→ Task objective: From the entries, copy out every line in which the word "header" is found.

→ Listed records:

○ ○ ○ ○ ○ ○ ○

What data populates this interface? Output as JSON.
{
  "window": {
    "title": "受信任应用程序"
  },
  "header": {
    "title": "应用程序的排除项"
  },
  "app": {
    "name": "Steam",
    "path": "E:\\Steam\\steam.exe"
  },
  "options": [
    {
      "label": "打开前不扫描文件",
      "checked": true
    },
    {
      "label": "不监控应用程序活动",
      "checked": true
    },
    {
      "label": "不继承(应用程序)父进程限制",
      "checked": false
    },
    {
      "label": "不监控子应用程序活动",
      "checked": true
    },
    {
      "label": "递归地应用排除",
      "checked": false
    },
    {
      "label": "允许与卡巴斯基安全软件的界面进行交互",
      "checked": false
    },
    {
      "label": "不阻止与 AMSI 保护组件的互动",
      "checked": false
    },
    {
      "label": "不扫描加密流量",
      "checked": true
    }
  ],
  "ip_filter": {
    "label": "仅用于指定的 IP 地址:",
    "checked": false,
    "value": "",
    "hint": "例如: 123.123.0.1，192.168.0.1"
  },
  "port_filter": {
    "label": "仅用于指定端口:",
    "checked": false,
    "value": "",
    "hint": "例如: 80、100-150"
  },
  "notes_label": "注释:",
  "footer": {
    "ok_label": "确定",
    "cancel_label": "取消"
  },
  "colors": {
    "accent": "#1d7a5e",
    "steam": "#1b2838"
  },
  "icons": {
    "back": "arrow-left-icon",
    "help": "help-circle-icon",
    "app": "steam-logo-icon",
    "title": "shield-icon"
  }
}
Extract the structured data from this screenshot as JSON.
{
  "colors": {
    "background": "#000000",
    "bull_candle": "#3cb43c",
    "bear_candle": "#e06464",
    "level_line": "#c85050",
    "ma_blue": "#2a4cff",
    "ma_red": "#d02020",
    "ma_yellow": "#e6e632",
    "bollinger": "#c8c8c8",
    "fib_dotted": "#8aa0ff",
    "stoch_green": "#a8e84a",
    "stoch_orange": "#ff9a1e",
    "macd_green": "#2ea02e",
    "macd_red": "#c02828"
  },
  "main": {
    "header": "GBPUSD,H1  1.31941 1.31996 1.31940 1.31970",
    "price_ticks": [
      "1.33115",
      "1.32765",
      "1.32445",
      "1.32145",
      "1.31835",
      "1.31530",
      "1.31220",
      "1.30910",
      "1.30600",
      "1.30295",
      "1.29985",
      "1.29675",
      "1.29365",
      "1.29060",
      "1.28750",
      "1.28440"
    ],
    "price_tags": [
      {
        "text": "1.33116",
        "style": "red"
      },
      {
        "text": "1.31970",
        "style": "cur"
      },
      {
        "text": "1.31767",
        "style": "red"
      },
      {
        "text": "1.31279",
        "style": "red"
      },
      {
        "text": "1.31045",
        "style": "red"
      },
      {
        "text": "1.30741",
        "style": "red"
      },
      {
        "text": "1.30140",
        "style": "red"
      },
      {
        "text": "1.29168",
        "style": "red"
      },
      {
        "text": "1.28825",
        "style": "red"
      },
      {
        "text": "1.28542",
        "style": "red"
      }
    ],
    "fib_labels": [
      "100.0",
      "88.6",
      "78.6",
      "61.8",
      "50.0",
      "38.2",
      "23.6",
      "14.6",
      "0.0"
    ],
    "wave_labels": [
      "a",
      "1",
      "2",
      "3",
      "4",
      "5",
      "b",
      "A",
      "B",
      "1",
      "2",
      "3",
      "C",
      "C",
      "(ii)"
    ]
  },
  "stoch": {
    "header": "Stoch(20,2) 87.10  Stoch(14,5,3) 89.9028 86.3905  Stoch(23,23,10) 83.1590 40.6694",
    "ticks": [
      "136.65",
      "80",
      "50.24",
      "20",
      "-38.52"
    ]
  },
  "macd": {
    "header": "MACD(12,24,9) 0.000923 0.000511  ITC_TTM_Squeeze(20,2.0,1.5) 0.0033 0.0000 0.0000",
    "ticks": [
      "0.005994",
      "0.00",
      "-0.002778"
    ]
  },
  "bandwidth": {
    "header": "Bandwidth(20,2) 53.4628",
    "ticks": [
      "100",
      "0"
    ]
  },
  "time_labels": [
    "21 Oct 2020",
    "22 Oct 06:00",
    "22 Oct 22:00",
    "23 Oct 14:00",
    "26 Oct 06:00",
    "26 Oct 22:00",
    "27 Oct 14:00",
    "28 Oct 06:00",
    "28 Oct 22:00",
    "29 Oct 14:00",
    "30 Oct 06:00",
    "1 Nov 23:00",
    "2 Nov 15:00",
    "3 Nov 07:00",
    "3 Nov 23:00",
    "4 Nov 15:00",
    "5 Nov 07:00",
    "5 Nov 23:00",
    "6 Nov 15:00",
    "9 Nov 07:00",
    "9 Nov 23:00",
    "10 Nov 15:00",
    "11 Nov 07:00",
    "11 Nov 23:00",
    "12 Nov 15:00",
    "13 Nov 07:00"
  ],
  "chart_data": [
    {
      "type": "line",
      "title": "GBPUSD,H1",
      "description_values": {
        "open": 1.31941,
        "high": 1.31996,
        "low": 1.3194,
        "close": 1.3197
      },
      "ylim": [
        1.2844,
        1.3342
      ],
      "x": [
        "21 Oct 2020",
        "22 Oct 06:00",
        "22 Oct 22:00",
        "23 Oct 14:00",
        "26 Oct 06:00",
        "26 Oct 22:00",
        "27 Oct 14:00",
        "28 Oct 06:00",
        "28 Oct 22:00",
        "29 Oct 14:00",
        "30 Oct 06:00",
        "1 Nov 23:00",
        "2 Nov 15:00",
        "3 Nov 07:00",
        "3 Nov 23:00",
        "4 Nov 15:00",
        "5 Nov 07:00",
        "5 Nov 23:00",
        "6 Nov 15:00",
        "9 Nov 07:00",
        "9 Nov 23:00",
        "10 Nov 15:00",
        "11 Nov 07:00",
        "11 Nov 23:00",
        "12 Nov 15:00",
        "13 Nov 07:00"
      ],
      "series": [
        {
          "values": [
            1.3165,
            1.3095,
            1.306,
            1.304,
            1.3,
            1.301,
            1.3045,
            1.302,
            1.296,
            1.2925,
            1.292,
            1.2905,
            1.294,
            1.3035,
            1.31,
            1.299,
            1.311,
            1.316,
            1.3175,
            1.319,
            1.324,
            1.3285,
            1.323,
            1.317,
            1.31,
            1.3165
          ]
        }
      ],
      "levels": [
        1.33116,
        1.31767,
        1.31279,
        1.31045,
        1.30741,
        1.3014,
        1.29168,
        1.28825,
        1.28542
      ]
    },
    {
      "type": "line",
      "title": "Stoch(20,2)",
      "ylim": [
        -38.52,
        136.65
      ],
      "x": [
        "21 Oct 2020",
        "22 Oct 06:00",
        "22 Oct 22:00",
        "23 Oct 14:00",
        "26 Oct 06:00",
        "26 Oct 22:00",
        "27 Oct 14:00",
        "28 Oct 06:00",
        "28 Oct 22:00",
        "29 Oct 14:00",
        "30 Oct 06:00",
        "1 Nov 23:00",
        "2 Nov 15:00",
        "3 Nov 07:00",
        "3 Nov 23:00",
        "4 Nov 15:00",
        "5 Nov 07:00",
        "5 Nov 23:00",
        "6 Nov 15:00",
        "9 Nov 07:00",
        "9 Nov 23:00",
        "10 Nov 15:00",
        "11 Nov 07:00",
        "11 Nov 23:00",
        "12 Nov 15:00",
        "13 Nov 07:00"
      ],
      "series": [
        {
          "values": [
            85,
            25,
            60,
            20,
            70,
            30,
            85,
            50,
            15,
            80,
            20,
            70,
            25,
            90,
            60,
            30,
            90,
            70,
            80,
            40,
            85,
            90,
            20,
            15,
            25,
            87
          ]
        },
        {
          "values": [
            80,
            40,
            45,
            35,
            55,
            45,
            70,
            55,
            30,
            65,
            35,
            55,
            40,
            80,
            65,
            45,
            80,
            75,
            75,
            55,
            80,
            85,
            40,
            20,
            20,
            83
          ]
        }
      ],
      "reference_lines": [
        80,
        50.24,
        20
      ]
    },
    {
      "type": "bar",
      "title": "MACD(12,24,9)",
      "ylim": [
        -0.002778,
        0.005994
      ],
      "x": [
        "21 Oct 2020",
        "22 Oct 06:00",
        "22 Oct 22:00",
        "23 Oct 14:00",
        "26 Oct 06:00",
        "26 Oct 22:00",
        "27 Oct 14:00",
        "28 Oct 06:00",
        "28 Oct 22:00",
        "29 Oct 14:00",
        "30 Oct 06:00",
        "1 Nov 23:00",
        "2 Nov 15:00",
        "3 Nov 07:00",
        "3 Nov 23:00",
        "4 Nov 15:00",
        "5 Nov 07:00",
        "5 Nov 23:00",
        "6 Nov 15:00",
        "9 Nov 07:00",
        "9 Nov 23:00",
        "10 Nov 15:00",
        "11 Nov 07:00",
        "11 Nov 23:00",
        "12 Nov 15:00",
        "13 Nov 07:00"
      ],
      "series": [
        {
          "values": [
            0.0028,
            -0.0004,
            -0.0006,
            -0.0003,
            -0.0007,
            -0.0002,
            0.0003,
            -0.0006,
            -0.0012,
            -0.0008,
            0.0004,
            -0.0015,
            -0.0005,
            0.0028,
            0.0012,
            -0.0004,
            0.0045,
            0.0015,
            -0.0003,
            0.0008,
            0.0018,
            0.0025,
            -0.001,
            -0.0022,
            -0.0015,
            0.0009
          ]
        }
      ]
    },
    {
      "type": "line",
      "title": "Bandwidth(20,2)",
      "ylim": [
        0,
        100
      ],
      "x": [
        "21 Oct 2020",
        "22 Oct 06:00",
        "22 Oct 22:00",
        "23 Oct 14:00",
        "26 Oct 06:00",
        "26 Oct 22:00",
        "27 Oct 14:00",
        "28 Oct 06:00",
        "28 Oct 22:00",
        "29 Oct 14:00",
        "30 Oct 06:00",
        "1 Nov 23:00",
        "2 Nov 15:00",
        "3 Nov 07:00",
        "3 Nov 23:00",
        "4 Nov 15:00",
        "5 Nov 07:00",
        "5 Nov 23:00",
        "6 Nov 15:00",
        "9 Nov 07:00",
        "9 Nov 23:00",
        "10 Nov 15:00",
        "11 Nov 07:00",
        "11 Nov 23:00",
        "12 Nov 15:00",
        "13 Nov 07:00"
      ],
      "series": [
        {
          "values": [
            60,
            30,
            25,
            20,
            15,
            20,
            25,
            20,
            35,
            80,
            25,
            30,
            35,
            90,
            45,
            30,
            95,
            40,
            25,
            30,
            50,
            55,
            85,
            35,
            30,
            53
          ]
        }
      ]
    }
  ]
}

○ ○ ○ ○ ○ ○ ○

→ Exercise result:
  "header": {
    "header": "GBPUSD,H1  1.31941 1.31996 1.31940 1.31970",
    "header": "Stoch(20,2) 87.10  Stoch(14,5,3) 89.9028 86.3905  Stoch(23,23,10) 83.1590 40.6694",
    "header": "MACD(12,24,9) 0.000923 0.000511  ITC_TTM_Squeeze(20,2.0,1.5) 0.0033 0.0000 0.0000",
    "header": "Bandwidth(20,2) 53.4628",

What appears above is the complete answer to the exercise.